:: What you have to do ::
Return each entry word for word. Leave the images out.

[[ Entries shown open ]]

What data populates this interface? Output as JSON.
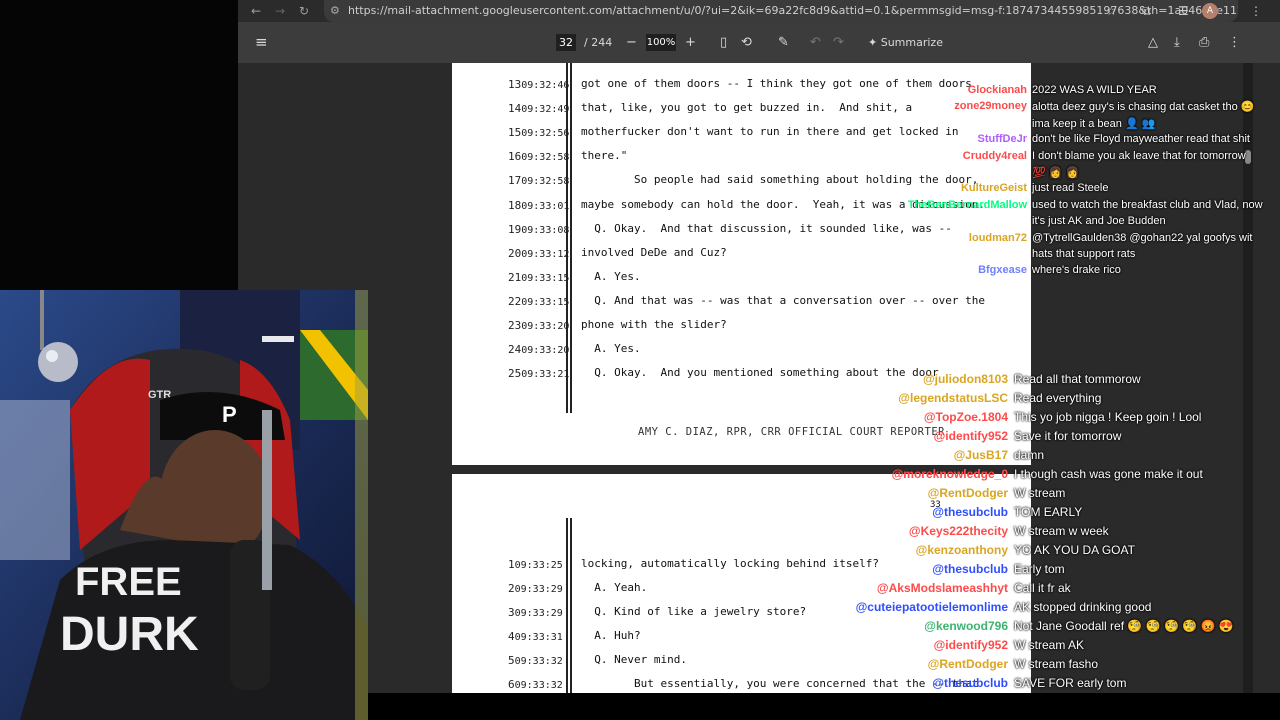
{
  "browser": {
    "url": "https://mail-attachment.googleusercontent.com/attachment/u/0/?ui=2&ik=69a22fc8d9&attid=0.1&permmsgid=msg-f:1874734455985197638&th=1a04650e112ed246...",
    "avatar_letter": "A"
  },
  "pdf_toolbar": {
    "page_current": "32",
    "page_total": "/ 244",
    "zoom": "100%",
    "summarize_label": "Summarize"
  },
  "page1": {
    "lines": [
      {
        "n": "13",
        "t": "09:32:46",
        "text": "got one of them doors -- I think they got one of them doors"
      },
      {
        "n": "14",
        "t": "09:32:49",
        "text": "that, like, you got to get buzzed in.  And shit, a"
      },
      {
        "n": "15",
        "t": "09:32:56",
        "text": "motherfucker don't want to run in there and get locked in"
      },
      {
        "n": "16",
        "t": "09:32:58",
        "text": "there.\""
      },
      {
        "n": "17",
        "t": "09:32:58",
        "text": "        So people had said something about holding the door,"
      },
      {
        "n": "18",
        "t": "09:33:01",
        "text": "maybe somebody can hold the door.  Yeah, it was a discussion."
      },
      {
        "n": "19",
        "t": "09:33:08",
        "text": "  Q. Okay.  And that discussion, it sounded like, was --"
      },
      {
        "n": "20",
        "t": "09:33:12",
        "text": "involved DeDe and Cuz?"
      },
      {
        "n": "21",
        "t": "09:33:15",
        "text": "  A. Yes."
      },
      {
        "n": "22",
        "t": "09:33:15",
        "text": "  Q. And that was -- was that a conversation over -- over the"
      },
      {
        "n": "23",
        "t": "09:33:20",
        "text": "phone with the slider?"
      },
      {
        "n": "24",
        "t": "09:33:20",
        "text": "  A. Yes."
      },
      {
        "n": "25",
        "t": "09:33:21",
        "text": "  Q. Okay.  And you mentioned something about the door"
      }
    ],
    "reporter": "AMY C. DIAZ, RPR, CRR OFFICIAL COURT REPORTER"
  },
  "page2": {
    "page_number": "33",
    "lines": [
      {
        "n": "1",
        "t": "09:33:25",
        "text": "locking, automatically locking behind itself?"
      },
      {
        "n": "2",
        "t": "09:33:29",
        "text": "  A. Yeah."
      },
      {
        "n": "3",
        "t": "09:33:29",
        "text": "  Q. Kind of like a jewelry store?"
      },
      {
        "n": "4",
        "t": "09:33:31",
        "text": "  A. Huh?"
      },
      {
        "n": "5",
        "t": "09:33:32",
        "text": "  Q. Never mind."
      },
      {
        "n": "6",
        "t": "09:33:32",
        "text": "        But essentially, you were concerned that the -- that"
      }
    ]
  },
  "chat_top": [
    {
      "name": "Glockianah",
      "color": "#ff4a4a",
      "msg": "2022 WAS A WILD YEAR"
    },
    {
      "name": "zone29money",
      "color": "#ff4a4a",
      "msg": "alotta deez guy's is chasing dat casket tho 😊"
    },
    {
      "name": "",
      "color": "#ff4a4a",
      "msg": "ima keep it a bean 👤 👥"
    },
    {
      "name": "StuffDeJr",
      "color": "#b05cff",
      "msg": "don't be like Floyd mayweather read that shit"
    },
    {
      "name": "Cruddy4real",
      "color": "#ff4a4a",
      "msg": "I don't blame you ak leave that for tomorrow"
    },
    {
      "name": "",
      "color": "#ff4a4a",
      "msg": "💯 👩 👩"
    },
    {
      "name": "KultureGeist",
      "color": "#daa520",
      "msg": "just read Steele"
    },
    {
      "name": "TheBenBernardMallow",
      "color": "#00ff7f",
      "msg": "used to watch the breakfast club and Vlad, now"
    },
    {
      "name": "",
      "color": "#00ff7f",
      "msg": "it's just AK and Joe Budden"
    },
    {
      "name": "loudman72",
      "color": "#daa520",
      "msg": "@TytrellGaulden38 @gohan22 yal goofys wit"
    },
    {
      "name": "",
      "color": "#daa520",
      "msg": "hats that support rats"
    },
    {
      "name": "Bfgxease",
      "color": "#6f7fff",
      "msg": "where's drake rico"
    }
  ],
  "chat_bottom": [
    {
      "name": "@juliodon8103",
      "color": "#daa520",
      "msg": "Read all that tommorow"
    },
    {
      "name": "@legendstatusLSC",
      "color": "#daa520",
      "msg": "Read everything"
    },
    {
      "name": "@TopZoe.1804",
      "color": "#ff4a4a",
      "msg": "This yo job nigga ! Keep goin ! Lool"
    },
    {
      "name": "@identify952",
      "color": "#ff4a4a",
      "msg": "Save it for tomorrow"
    },
    {
      "name": "@JusB17",
      "color": "#daa520",
      "msg": "damn"
    },
    {
      "name": "@moreknowledge_0",
      "color": "#ff4a4a",
      "msg": "I though cash was gone make it out"
    },
    {
      "name": "@RentDodger",
      "color": "#daa520",
      "msg": "W stream"
    },
    {
      "name": "@thesubclub",
      "color": "#2f4fff",
      "msg": "TOM EARLY"
    },
    {
      "name": "@Keys222thecity",
      "color": "#ff4a4a",
      "msg": "W stream w week"
    },
    {
      "name": "@kenzoanthony",
      "color": "#daa520",
      "msg": "YO AK YOU DA GOAT"
    },
    {
      "name": "@thesubclub",
      "color": "#2f4fff",
      "msg": "Early tom"
    },
    {
      "name": "@AksModslameashhyt",
      "color": "#ff4a4a",
      "msg": "Call it fr ak"
    },
    {
      "name": "@cuteiepatootielemonlime",
      "color": "#2f4fff",
      "msg": "AK stopped drinking good"
    },
    {
      "name": "@kenwood796",
      "color": "#3cb371",
      "msg": "Not Jane Goodall ref 🧐 🧐 🧐 🧐 😡 😍"
    },
    {
      "name": "@identify952",
      "color": "#ff4a4a",
      "msg": "W stream AK"
    },
    {
      "name": "@RentDodger",
      "color": "#daa520",
      "msg": "W stream fasho"
    },
    {
      "name": "@thesubclub",
      "color": "#2f4fff",
      "msg": "SAVE FOR early tom"
    }
  ],
  "webcam": {
    "shirt_text_1": "FREE",
    "shirt_text_2": "DURK",
    "cap_letter": "P",
    "chair_brand": "GTR"
  }
}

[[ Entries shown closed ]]

:: Result of this exercise ::
What data populates this interface? Output as JSON.
{
  "browser": {
    "url": "https://mail-attachment.googleusercontent.com/attachment/u/0/?ui=2&ik=69a22fc8d9&attid=0.1&permmsgid=msg-f:1874734455985197638&th=1a04650e112ed246...",
    "avatar_letter": "A"
  },
  "pdf_toolbar": {
    "page_current": "32",
    "page_total": "/ 244",
    "zoom": "100%",
    "summarize_label": "Summarize"
  },
  "page1": {
    "lines": [
      {
        "n": "13",
        "t": "09:32:46",
        "text": "got one of them doors -- I think they got one of them doors"
      },
      {
        "n": "14",
        "t": "09:32:49",
        "text": "that, like, you got to get buzzed in.  And shit, a"
      },
      {
        "n": "15",
        "t": "09:32:56",
        "text": "motherfucker don't want to run in there and get locked in"
      },
      {
        "n": "16",
        "t": "09:32:58",
        "text": "there.\""
      },
      {
        "n": "17",
        "t": "09:32:58",
        "text": "        So people had said something about holding the door,"
      },
      {
        "n": "18",
        "t": "09:33:01",
        "text": "maybe somebody can hold the door.  Yeah, it was a discussion."
      },
      {
        "n": "19",
        "t": "09:33:08",
        "text": "  Q. Okay.  And that discussion, it sounded like, was --"
      },
      {
        "n": "20",
        "t": "09:33:12",
        "text": "involved DeDe and Cuz?"
      },
      {
        "n": "21",
        "t": "09:33:15",
        "text": "  A. Yes."
      },
      {
        "n": "22",
        "t": "09:33:15",
        "text": "  Q. And that was -- was that a conversation over -- over the"
      },
      {
        "n": "23",
        "t": "09:33:20",
        "text": "phone with the slider?"
      },
      {
        "n": "24",
        "t": "09:33:20",
        "text": "  A. Yes."
      },
      {
        "n": "25",
        "t": "09:33:21",
        "text": "  Q. Okay.  And you mentioned something about the door"
      }
    ],
    "reporter": "AMY C. DIAZ, RPR, CRR OFFICIAL COURT REPORTER"
  },
  "page2": {
    "page_number": "33",
    "lines": [
      {
        "n": "1",
        "t": "09:33:25",
        "text": "locking, automatically locking behind itself?"
      },
      {
        "n": "2",
        "t": "09:33:29",
        "text": "  A. Yeah."
      },
      {
        "n": "3",
        "t": "09:33:29",
        "text": "  Q. Kind of like a jewelry store?"
      },
      {
        "n": "4",
        "t": "09:33:31",
        "text": "  A. Huh?"
      },
      {
        "n": "5",
        "t": "09:33:32",
        "text": "  Q. Never mind."
      },
      {
        "n": "6",
        "t": "09:33:32",
        "text": "        But essentially, you were concerned that the -- that"
      }
    ]
  },
  "chat_top": [
    {
      "name": "Glockianah",
      "color": "#ff4a4a",
      "msg": "2022 WAS A WILD YEAR"
    },
    {
      "name": "zone29money",
      "color": "#ff4a4a",
      "msg": "alotta deez guy's is chasing dat casket tho 😊"
    },
    {
      "name": "",
      "color": "#ff4a4a",
      "msg": "ima keep it a bean 👤 👥"
    },
    {
      "name": "StuffDeJr",
      "color": "#b05cff",
      "msg": "don't be like Floyd mayweather read that shit"
    },
    {
      "name": "Cruddy4real",
      "color": "#ff4a4a",
      "msg": "I don't blame you ak leave that for tomorrow"
    },
    {
      "name": "",
      "color": "#ff4a4a",
      "msg": "💯 👩 👩"
    },
    {
      "name": "KultureGeist",
      "color": "#daa520",
      "msg": "just read Steele"
    },
    {
      "name": "TheBenBernardMallow",
      "color": "#00ff7f",
      "msg": "used to watch the breakfast club and Vlad, now"
    },
    {
      "name": "",
      "color": "#00ff7f",
      "msg": "it's just AK and Joe Budden"
    },
    {
      "name": "loudman72",
      "color": "#daa520",
      "msg": "@TytrellGaulden38 @gohan22 yal goofys wit"
    },
    {
      "name": "",
      "color": "#daa520",
      "msg": "hats that support rats"
    },
    {
      "name": "Bfgxease",
      "color": "#6f7fff",
      "msg": "where's drake rico"
    }
  ],
  "chat_bottom": [
    {
      "name": "@juliodon8103",
      "color": "#daa520",
      "msg": "Read all that tommorow"
    },
    {
      "name": "@legendstatusLSC",
      "color": "#daa520",
      "msg": "Read everything"
    },
    {
      "name": "@TopZoe.1804",
      "color": "#ff4a4a",
      "msg": "This yo job nigga ! Keep goin ! Lool"
    },
    {
      "name": "@identify952",
      "color": "#ff4a4a",
      "msg": "Save it for tomorrow"
    },
    {
      "name": "@JusB17",
      "color": "#daa520",
      "msg": "damn"
    },
    {
      "name": "@moreknowledge_0",
      "color": "#ff4a4a",
      "msg": "I though cash was gone make it out"
    },
    {
      "name": "@RentDodger",
      "color": "#daa520",
      "msg": "W stream"
    },
    {
      "name": "@thesubclub",
      "color": "#2f4fff",
      "msg": "TOM EARLY"
    },
    {
      "name": "@Keys222thecity",
      "color": "#ff4a4a",
      "msg": "W stream w week"
    },
    {
      "name": "@kenzoanthony",
      "color": "#daa520",
      "msg": "YO AK YOU DA GOAT"
    },
    {
      "name": "@thesubclub",
      "color": "#2f4fff",
      "msg": "Early tom"
    },
    {
      "name": "@AksModslameashhyt",
      "color": "#ff4a4a",
      "msg": "Call it fr ak"
    },
    {
      "name": "@cuteiepatootielemonlime",
      "color": "#2f4fff",
      "msg": "AK stopped drinking good"
    },
    {
      "name": "@kenwood796",
      "color": "#3cb371",
      "msg": "Not Jane Goodall ref 🧐 🧐 🧐 🧐 😡 😍"
    },
    {
      "name": "@identify952",
      "color": "#ff4a4a",
      "msg": "W stream AK"
    },
    {
      "name": "@RentDodger",
      "color": "#daa520",
      "msg": "W stream fasho"
    },
    {
      "name": "@thesubclub",
      "color": "#2f4fff",
      "msg": "SAVE FOR early tom"
    }
  ],
  "webcam": {
    "shirt_text_1": "FREE",
    "shirt_text_2": "DURK",
    "cap_letter": "P",
    "chair_brand": "GTR"
  }
}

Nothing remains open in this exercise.